4.When Jesus returned to his home synagogue in Nazareth he surprised everybody. He not only read the Scriptures, he interpreted and then applied them. He read, explained and applied. What was so shocking was that he announced the end of the 400-year-long dry season. And he declared it was over because of him. For 400 years the Spirit had not been given. Now it was upon him and so the Kingdom has come!

  1. Jesus began his ministry by dancing in the dry season. After hundreds of years of drought he announced that the drought is over; the rains have come. The Spirit has returned. The year of the Lord’s favour is now. He didn’t just predict the weather: he changed the climate. Our Lord Jesus lived, died and rose again that we might receive the very life, the fellowship of God, the Holy Spirit: in us and among us.

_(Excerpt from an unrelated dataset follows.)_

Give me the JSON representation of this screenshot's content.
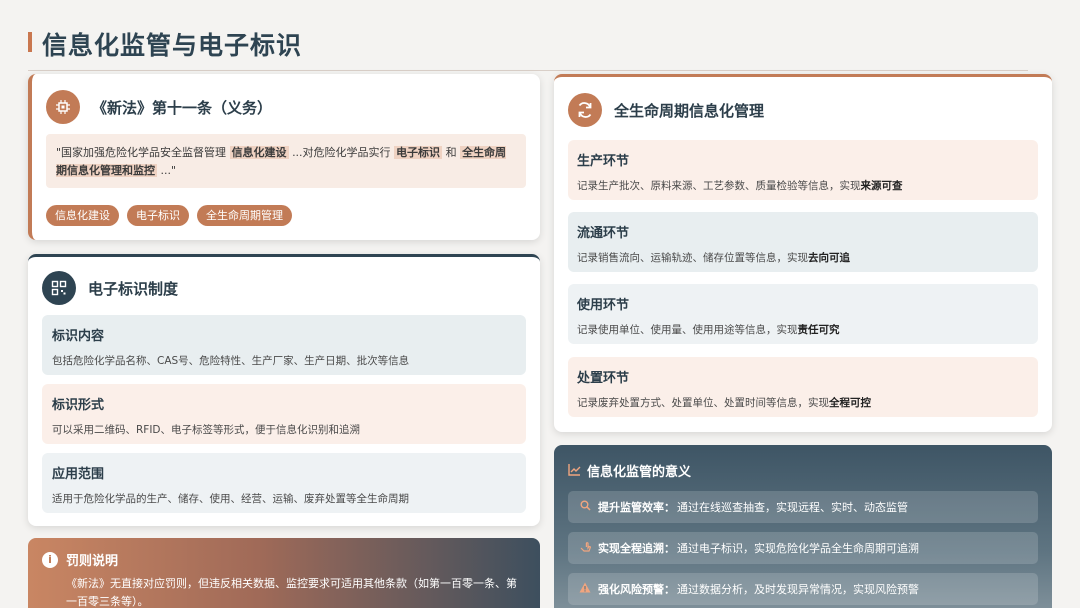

  2. All our ministry is grounded in his ministry. Yet we may not always feel like dancing, or we may have danced and nobody joined us, and we may have danced at the wrong time and the rains didn’t come. Ministry is about being honest with ourselves, being realistic about others and growing in discernment. The risk is not just failure but cynicism. Sometimes we are prophets of what others will see happen but we just hope for. Many have gone before. However, in Jesus the rains have arrived – his Spirit is with us.
  3. How are your disappointments and dissonances? Bring them here today. Ask for discernment about how to be in the flow of the Spirit, that streams of living water may flow. Some of you may feel called to dance in the dry season. Ask the Lord for a confirmation of that direction and for his blessing today. Some of you just don’t know how to go on. Come to the rainmaker and receive the Spirit again, today.
  4. “Bishop, make it rain!” Well, I have seen it rain – literally, in terms of a rainmaking experience in Kenya when our house was about to be burnt down, and ministerially, here in Winchester, as the Lord works. The oils you take away today are symbols of Jesus’ ministry – his miraculous, hidden, quiet and steady work amongst us in the Spirit. They are oils of new life, of freedom from evil, and of healing and hope. This is what Jesus promised when he returned home to Nazareth. He is here today, again. Amen.